The Fed Is Possibly Gearing Up For Another Great Recession

( According to the 19FortyFive website, Leo Tolstoy is credited with saying that while happy families are all similar, unhappy families are all different in some way. The same might be said of recessions, particularly the one that lasted from 2008 to 2009 and will undoubtedly occur globally next year. Even while the upcoming recession won’t be caused by the same flaws that made the 2008–2009 slump so severe, it won’t make it any less unpleasant.

On the plus side, today’s global economy is very different from the one that saw careless subprime lending in the U.S. housing market and resulted in the bankruptcy of Lehman Brothers in September 2008. In addition, every effort has been made since 2008 to strengthen the world’s banking systems. This makes it highly improbable that we will face a worldwide banking crisis of the same size as that which occurred in 2008 in the event of a global economic collapse.

A “anything bubble” dominates the global economy. Too many of the worldwide economy’s equities, housing, and credit sectors have been experiencing bubble-like circumstances due to ultra-low interest rates and substantial central bank money printing. The Chinese real estate bubble and careless lending to heavily leveraged developing economies deserve special attention. This financing may be preparing emerging markets for another debt disaster.

The “everything” bubble is now showing signs of popping, and central banks worldwide are being pushed to hike interest rates to deal with the highest inflation in many decades. Financial market volatility may be ahead, which might lead to significant issues in the mainly unregulated non-bank sector of the global financial system.

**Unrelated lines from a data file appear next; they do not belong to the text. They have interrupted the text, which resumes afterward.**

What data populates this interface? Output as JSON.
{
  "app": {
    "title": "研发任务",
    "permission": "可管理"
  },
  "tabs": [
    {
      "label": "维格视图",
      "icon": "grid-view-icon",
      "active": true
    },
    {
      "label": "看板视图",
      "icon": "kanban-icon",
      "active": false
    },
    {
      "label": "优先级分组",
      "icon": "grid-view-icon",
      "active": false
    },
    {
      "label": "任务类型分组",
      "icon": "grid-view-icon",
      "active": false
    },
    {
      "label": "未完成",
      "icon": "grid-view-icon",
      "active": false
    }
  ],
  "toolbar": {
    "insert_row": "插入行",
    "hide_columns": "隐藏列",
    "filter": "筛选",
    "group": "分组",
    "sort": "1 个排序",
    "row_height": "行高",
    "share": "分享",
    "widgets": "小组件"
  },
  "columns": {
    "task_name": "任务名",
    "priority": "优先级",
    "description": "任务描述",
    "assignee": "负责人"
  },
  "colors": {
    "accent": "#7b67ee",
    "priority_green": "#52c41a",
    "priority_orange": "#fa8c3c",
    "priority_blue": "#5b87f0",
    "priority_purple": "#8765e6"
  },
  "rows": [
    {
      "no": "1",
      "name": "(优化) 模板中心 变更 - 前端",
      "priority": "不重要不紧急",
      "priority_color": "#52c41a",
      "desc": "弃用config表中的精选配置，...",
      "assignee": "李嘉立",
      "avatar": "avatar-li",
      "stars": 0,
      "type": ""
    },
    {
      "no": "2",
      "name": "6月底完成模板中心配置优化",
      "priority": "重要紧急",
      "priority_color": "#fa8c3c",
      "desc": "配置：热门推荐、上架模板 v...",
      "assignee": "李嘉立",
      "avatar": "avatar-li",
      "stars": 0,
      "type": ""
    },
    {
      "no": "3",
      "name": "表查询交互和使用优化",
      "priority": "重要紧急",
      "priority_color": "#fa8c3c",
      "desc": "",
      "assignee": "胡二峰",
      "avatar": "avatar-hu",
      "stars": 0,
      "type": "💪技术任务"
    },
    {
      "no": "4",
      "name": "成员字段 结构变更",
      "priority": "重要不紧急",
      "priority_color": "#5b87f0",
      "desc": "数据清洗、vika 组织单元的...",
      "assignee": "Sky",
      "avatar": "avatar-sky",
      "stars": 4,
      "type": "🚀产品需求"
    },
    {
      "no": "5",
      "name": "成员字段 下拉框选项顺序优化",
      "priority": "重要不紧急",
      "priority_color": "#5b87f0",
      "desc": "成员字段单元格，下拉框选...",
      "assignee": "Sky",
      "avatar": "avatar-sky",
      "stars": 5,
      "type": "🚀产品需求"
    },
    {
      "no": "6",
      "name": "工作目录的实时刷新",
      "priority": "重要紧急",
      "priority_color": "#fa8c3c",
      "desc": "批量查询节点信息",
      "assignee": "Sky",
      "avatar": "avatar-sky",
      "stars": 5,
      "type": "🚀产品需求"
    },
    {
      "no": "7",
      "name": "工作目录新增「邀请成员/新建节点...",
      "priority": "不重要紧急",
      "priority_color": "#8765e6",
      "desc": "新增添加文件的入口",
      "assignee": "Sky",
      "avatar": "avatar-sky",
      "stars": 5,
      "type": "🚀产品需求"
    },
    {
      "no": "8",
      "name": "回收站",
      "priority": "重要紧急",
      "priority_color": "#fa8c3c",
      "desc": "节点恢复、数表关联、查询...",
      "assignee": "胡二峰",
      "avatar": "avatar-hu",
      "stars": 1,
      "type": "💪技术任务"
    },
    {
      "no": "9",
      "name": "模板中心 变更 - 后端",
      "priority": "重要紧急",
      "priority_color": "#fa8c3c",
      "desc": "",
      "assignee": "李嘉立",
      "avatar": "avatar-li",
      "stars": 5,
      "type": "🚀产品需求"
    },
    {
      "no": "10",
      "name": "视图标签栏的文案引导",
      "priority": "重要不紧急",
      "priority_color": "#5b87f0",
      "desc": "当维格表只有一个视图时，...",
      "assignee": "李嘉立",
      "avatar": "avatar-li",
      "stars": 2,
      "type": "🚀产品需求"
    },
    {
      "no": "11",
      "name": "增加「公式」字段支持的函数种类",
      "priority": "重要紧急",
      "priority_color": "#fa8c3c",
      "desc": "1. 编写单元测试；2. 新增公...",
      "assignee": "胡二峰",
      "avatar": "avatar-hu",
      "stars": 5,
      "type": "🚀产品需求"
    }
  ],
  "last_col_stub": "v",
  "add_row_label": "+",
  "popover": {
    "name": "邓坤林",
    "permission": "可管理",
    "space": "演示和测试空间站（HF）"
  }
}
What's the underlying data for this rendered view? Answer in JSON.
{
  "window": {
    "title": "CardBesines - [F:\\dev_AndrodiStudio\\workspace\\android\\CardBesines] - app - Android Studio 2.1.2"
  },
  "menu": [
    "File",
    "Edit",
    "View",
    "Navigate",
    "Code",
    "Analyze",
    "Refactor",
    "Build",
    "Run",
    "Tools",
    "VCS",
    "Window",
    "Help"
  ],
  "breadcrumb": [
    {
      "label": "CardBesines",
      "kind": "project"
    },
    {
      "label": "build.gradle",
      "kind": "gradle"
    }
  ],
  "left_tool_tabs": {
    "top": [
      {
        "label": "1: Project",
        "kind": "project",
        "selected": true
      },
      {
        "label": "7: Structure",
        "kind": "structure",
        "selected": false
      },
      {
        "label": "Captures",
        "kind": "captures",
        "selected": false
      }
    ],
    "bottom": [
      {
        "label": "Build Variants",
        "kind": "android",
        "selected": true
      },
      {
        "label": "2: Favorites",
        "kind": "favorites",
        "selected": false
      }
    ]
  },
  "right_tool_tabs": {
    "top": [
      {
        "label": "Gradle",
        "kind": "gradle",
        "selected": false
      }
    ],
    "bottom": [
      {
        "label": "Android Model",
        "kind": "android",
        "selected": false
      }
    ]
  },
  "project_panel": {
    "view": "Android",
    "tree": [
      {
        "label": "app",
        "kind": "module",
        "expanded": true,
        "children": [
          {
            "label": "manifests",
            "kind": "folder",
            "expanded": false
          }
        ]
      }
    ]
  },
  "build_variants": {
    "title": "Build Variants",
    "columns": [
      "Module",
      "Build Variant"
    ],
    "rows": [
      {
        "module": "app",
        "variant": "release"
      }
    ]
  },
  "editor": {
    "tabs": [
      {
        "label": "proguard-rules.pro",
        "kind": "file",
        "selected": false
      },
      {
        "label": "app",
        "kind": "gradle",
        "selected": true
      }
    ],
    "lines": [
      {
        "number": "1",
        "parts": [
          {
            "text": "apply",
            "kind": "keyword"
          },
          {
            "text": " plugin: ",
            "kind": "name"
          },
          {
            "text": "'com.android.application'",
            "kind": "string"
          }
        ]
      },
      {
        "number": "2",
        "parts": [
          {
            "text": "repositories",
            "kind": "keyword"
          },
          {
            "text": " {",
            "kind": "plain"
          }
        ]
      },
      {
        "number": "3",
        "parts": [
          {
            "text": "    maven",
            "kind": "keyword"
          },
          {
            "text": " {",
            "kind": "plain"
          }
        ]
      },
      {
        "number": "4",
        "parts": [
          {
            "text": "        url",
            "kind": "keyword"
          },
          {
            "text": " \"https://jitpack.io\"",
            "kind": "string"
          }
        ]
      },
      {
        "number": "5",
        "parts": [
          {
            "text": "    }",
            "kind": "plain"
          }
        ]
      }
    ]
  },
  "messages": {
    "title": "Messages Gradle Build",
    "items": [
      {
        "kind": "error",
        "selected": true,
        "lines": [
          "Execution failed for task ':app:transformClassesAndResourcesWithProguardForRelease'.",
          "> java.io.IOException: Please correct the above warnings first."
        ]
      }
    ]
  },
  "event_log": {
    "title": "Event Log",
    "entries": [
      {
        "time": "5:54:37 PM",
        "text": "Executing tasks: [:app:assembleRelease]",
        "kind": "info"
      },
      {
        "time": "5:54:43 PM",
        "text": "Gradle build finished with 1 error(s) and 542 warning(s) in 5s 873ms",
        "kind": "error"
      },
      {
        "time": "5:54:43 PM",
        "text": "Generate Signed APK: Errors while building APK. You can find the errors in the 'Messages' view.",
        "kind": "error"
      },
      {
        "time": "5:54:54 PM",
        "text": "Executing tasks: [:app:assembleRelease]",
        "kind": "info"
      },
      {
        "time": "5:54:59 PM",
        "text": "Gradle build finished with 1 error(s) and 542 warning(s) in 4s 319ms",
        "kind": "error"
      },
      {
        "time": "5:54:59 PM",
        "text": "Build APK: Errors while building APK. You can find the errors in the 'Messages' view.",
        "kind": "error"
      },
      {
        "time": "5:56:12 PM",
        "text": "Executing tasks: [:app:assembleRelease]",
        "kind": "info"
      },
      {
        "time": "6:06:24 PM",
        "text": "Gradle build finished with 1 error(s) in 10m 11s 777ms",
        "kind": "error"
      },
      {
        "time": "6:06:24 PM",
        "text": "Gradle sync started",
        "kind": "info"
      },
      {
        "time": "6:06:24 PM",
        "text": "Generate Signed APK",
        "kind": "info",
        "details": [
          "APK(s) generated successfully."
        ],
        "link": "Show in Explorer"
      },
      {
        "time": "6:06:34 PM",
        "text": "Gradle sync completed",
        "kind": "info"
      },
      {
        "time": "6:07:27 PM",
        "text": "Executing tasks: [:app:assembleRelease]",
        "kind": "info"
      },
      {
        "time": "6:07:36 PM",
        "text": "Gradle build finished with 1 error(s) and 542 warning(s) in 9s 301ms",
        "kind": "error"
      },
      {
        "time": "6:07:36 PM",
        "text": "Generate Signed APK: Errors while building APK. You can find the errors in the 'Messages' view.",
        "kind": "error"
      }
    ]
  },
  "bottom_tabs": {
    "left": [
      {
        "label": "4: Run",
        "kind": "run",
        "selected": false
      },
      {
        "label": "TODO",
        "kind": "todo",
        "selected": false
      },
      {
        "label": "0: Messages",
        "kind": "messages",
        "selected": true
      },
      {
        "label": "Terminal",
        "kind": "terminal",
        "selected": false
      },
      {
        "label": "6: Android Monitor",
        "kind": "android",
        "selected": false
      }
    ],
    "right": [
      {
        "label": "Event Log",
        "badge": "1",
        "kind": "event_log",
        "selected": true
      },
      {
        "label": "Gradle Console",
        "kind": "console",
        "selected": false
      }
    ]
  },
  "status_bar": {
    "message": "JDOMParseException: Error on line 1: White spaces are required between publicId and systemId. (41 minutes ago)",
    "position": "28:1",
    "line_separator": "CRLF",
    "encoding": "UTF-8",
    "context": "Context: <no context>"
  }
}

The fact that the world economy is currently experiencing several allegedly once-in-a-100-year shocks is another way it is worse than it was in 2008.
First, the Covid crisis resulted in the lockdown of a significant portion of the global economy. Then came the conflict between Russia and Ukraine, which skyrocketed the cost of food and oil globally.
The Fed appears to be inviting a hard landing by aggressively raising interest rates when domestic economic weakness is just beginning, and a financial storm is brewing abroad. The appropriateness of the Federal Reserve’s present hawkish position on the monetary policy must be seriously questioned in light of all of this. The global economy could see a rough landing as a result, particularly if the global “everything” bubble busts and a string of defaults in emerging markets results.